  • International marketing, when export is a basic concern of business marketing company with its own sales subsidiaries and developing comprehensive marketing strategies for foreign markets;
  • The multinational marketing that is specific multinational corporations, when production company engaged in foreign markets, putting in place marketing strategies tailored to each country;
  • The pan-regional marketing when the company is considering a region consisting of several countries, which is treated as a whole, marketing strategies adapted at each of these countries;
  • Global marketing, where the whole planet is treated as a single market, common strategy across the world (whilst maintaining the flexibility to adapt to local level).


International marketing business is faced with a number of risks, with multiple causes and heterogeneous, so that must be systematized according to several criteria.

Thus, according to their nature, the risk can be:

  • Political and institutional behaviour caused by political factors and changes in legislation in partner countries;
  • Management determined the occurrence of failures in business activity;
  • Contractual having such as non-fulfilment by the partners of contract obligations;
  • Cyclical, due to the unfavourable evolution of the international market;
  • Natural, derived from earthquakes, floods, storms, earthquakes etc.

Depending on their location, are:

  • Internal risks;
  • External risks.
In turn, internal risks can be structured into the following categories:
  • risks from the production, related to the use of materials and labour, manufacturing technologies;
  • risks related to research and innovation presumed renewal and upgrade production, which has ensured the success in all conditions;
  • risk derived from internal cooperation in production (between departments that contribute to complex production market), etc.

External risks of the various causes such as:

  • enormous foreign debt of the countries concerned;
  • unstable governments;
  • monetary depreciation;
  • restrictions on market penetration;
  • tariff barriers and other measures;
  • conflicts of culture;
  • corruption;
  • technological piracy etc.

The most common types of external risks are:
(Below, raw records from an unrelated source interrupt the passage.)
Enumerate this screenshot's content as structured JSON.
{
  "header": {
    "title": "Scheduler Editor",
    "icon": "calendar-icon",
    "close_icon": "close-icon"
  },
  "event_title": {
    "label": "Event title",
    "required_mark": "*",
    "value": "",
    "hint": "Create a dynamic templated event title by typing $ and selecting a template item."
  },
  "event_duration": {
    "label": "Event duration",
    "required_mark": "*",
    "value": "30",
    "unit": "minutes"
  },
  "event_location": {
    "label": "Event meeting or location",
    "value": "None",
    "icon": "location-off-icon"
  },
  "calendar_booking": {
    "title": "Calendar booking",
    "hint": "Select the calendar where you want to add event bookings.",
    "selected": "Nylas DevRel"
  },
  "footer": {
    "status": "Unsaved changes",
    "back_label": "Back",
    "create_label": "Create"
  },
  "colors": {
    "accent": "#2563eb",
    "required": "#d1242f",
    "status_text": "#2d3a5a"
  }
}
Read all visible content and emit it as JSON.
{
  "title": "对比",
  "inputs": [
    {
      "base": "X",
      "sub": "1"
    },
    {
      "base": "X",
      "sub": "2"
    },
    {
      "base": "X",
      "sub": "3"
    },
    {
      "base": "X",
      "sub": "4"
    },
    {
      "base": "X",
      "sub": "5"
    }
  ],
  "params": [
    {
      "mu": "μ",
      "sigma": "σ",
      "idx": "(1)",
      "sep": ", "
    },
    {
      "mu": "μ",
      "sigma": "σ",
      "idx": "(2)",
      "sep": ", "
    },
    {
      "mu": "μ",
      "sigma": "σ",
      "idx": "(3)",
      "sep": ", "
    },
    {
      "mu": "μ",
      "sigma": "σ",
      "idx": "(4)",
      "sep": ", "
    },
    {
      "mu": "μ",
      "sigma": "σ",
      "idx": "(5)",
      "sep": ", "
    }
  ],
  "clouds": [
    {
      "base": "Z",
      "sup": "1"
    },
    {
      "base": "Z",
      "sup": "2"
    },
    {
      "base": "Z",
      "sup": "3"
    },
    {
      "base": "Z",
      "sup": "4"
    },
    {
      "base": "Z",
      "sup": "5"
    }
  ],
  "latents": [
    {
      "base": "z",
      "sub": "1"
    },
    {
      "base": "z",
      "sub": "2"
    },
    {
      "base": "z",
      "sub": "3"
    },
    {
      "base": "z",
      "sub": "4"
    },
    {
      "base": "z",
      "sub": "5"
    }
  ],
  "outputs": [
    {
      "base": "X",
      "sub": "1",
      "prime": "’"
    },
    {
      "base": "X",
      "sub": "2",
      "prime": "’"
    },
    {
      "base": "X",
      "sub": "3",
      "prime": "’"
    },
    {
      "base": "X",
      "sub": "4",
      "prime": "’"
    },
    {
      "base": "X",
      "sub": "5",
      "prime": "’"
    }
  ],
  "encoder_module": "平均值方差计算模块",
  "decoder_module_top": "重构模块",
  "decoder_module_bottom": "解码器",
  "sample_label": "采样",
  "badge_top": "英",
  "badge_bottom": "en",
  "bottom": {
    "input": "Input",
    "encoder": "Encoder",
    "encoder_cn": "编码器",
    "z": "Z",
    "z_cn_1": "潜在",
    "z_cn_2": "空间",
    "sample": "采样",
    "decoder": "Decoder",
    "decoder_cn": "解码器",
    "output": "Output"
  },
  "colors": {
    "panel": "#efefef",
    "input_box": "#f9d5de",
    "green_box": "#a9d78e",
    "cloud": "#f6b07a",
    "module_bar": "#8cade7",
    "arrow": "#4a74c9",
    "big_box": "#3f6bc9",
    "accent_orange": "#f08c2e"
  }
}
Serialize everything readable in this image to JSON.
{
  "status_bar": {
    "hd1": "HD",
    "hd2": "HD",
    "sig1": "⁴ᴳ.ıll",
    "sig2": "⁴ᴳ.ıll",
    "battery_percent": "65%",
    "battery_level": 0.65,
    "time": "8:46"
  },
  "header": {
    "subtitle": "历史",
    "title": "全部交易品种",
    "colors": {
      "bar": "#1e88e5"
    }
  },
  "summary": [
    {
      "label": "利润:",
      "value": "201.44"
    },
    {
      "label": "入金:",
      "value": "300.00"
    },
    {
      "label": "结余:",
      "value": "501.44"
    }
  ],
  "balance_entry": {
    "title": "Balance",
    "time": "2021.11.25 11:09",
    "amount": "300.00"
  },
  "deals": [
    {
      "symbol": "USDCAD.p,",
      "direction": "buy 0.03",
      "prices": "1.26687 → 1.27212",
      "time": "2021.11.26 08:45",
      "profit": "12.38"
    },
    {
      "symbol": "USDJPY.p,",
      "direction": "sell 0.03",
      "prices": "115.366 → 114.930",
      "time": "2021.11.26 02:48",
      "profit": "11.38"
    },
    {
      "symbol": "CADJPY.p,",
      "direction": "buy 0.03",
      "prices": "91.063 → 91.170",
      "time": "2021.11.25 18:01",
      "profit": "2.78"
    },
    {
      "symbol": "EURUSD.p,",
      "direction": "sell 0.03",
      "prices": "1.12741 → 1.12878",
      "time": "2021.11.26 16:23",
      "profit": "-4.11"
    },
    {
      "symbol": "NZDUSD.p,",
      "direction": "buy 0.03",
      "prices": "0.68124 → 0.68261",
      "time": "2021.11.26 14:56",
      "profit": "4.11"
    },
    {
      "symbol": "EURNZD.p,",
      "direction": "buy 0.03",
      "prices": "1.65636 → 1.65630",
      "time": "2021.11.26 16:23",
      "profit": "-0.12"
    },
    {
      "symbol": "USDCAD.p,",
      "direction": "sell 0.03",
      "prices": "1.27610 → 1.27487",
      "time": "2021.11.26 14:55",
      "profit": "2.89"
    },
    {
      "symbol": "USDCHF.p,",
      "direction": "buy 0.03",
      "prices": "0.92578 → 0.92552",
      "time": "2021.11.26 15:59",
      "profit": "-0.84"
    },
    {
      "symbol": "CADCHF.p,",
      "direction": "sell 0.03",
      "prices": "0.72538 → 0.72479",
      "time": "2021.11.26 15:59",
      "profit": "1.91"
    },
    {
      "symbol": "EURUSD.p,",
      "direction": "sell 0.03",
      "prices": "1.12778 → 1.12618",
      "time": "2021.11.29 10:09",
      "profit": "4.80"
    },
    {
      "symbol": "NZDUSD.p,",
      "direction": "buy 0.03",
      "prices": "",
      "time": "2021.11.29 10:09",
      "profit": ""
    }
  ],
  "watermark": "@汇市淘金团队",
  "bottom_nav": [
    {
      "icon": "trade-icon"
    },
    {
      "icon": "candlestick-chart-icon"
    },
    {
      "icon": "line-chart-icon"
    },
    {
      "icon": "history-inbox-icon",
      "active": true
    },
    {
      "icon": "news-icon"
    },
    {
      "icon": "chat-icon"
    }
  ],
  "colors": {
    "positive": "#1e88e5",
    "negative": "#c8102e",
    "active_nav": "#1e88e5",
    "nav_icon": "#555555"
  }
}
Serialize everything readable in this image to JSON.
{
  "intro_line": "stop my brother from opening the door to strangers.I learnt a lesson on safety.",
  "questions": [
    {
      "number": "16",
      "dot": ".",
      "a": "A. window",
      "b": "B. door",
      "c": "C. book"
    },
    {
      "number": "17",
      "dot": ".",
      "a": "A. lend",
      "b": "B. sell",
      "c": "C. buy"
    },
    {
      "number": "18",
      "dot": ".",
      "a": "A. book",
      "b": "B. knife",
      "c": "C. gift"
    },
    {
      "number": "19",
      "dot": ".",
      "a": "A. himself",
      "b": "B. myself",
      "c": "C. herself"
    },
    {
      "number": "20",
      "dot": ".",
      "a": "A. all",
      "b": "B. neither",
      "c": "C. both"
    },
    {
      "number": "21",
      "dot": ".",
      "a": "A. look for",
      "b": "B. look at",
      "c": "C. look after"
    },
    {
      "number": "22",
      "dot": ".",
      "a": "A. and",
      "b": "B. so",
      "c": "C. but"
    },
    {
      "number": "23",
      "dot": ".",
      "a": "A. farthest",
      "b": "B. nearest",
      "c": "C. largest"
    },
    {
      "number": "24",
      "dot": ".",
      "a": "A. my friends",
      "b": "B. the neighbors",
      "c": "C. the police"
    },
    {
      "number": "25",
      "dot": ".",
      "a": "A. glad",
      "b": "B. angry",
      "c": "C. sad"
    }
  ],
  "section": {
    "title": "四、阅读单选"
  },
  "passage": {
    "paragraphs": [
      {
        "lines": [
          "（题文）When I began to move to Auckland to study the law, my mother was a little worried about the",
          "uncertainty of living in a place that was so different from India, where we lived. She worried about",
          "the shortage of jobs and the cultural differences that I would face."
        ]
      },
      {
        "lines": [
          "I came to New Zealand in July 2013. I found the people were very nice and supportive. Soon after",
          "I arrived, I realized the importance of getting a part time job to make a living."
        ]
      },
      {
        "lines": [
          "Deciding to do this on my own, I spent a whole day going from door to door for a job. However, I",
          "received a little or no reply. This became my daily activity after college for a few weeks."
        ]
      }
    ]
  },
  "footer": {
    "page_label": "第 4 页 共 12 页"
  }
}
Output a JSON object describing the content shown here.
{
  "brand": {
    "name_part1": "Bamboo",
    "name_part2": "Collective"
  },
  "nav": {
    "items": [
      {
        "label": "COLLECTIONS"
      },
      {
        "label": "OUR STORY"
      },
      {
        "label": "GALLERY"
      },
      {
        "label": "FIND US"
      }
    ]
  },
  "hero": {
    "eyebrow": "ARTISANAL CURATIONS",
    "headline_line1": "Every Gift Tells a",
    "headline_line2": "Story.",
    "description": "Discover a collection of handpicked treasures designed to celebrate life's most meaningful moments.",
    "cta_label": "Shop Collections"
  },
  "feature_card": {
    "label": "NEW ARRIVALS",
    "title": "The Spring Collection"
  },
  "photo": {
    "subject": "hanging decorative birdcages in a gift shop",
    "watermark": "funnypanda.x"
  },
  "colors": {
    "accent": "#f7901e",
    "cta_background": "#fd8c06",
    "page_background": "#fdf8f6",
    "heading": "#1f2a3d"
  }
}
  • risk of failure, which occurs when buyers do not want or can not raise their contracted goods;
  • insolvency risk, which occurs when the buyer accepts the goods, but does not pay the agreed price on the date stated in the contract;
  • price risk, due to discrepancies may occur between contractually agreed prices and those in force at the time of payment;
  • currency risk, caused by exchange rate changes.

To prevent and reduce the risks involved in international marketing activity in contracts between partners may include a number of regulations.

Share on